Sunday, 27 December 2009

Island of the Gods

Bali Temple
The similarities were unmistakeable..the swaying palms, the small shacks all along the streets, the rented scooters and motorbikes thronging the roads, the many sea-food places advertising the best food in town and the swarms of European and American tourists everywhere..Bali was a larger version of Goa, India's most famous sea-side resort.

Bali has a very strong Hindu culture, in fact it has its own version of Hinduism-Balinese Hinduism. Hinduism is not a stranger to many different sects and streams, all with their own Gods and Godesses gathering under its umbrella. It's probably the most diverse religion in the world, and Balinese Hinduism, with its presiding deity, Acintya, is one of these many forms.

Bali TempleThanks to this religious influence, Bali has a multitude of temples, with their own unique architecture, motifs and ornamentation. The dwarapalas or the temple guardians at the gates here are some of the best I've seen. With their fierce faces and fangs, they reminded me of Chinese dragons and the ornate statuary of South India at the same time.

Here's a closer look at one of the Balinese temples, bang in the centre of Kuta, the town close to the Ngurah Rai International Airport. All around the temple, which formed a largish traffic circle, the evening traffic screamed and honked and fumed, and shops buzzed with people. And yet, right in the centre was this calm little temple that looked strangely out of place.

Bali TempleOther Balinese temples are located in much more spectacular locales than traffic islands.The temple at Tanah Lot for instance is built right into the sea, on a giant monolithic piece of rock jutting out of the sea a few hundred yards from the coast. It can be reached on foot during low tide, but during high tide it is guarded by fierce waves and a frothing churning sea.

BaliBali TempleI also happened to witness this evening prayer ceremony taking place at one of the shrines on the mainland near the Tanah Lot temple. A prayer is beautiful by itself, but a setting like this makes it seem as if the prayer itself has come alive in the sky,the clouds and the sea.

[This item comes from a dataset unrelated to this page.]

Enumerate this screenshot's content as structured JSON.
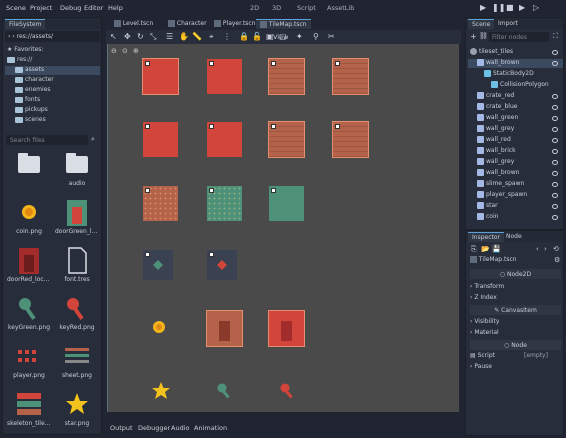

Bali's traditions and customs are as beautiful as its scenery. Its a pity we did not have time to watch any traditional Balinese dance performances, but they're quite beautiful watch, with splendid traditional costumes and finery. And equally splendid is Balinese food, with it's liberal use of spices, seafood and rice. Seafood lovers, its your paradise; vegetarians, its a golden chance to convert.

Bali is famous for is its coffee. We did manage to go to a coffee plantation located on the higher slopes of Bali's hills.As we reached there at around 4ish in the afternoon, it was coffee time already and the aroma of freshly roasted coffee was very welcome in the cool mountain air. We were ready for a steaming hot cup of coffee, or hot chocolate or herbal tea, and we tried all of that. We also tried a very unique Balinese coffee that makes for very intersting coffee time conversations, if not anything else.

The Asian Palm Civet, a small cat-sized animal, produces this highly sought after and expensive coffee. It's called Kopi Luwak ( Kopi = Coffee, and Luwak = Civet), and believe it or not, its made out of coffee beans defecated by this blighter, the Luwak. Some explanation is in order. The Palm Civets love eating coffee berries. They tend to pick the ripest and the sweetest berries, and thereby the ripest coffee beans. Moreover, the digestive system of the civet breaks down the protiens that give the coffee bean it's bitterness. The enzymes also 'add' to the flavour. The rest of the bean, stripped of its bitterness, passes out undigested. The beans are then lightly roasted to produce this coffee. We tried it out. It was a bit anticlimactic though, it seemed quite unremarkable to me at least. ( The coffee beans in the picture above are the regular ones.)

Batik is Indonesia's gift to the world of textiles. We  had a look at this traditional process of block printing, at a handloom centre. This is the stuff that interior designers are probably looking for all the time, to get that 'ethnic' look and feel. The cotton fabrics were indeed quite handsome, and we saw exactly how the painstaking process of handweaving them was.

As the sun set on the last day of our visit to Bali, I was thinking about our short 3 day trip. Bali has something to offer everyone. Whitewater rafting, paragliding, parasailing, scuba diving, spas and massages, shopping, great food, traditional performing arts, a national park for nature lovers, temples with some eye-catching architecture, plenty of opportunities for the photography buff and nightlife for the party lover (HardRock Cafe, Kuta, has a mean rock band). Of course its a paradise  for honeymooners, but that is equally true for families, friends and casual vacationers. Whoever you are, the Island of the Gods has something for you.


  1. the pictures from the various figurines and idols are awesome...

  2. Mihir.. Enjoyed reading your blog. You write beautifully!! I had no idea, I had a fantastic writer for a friend! very impressed.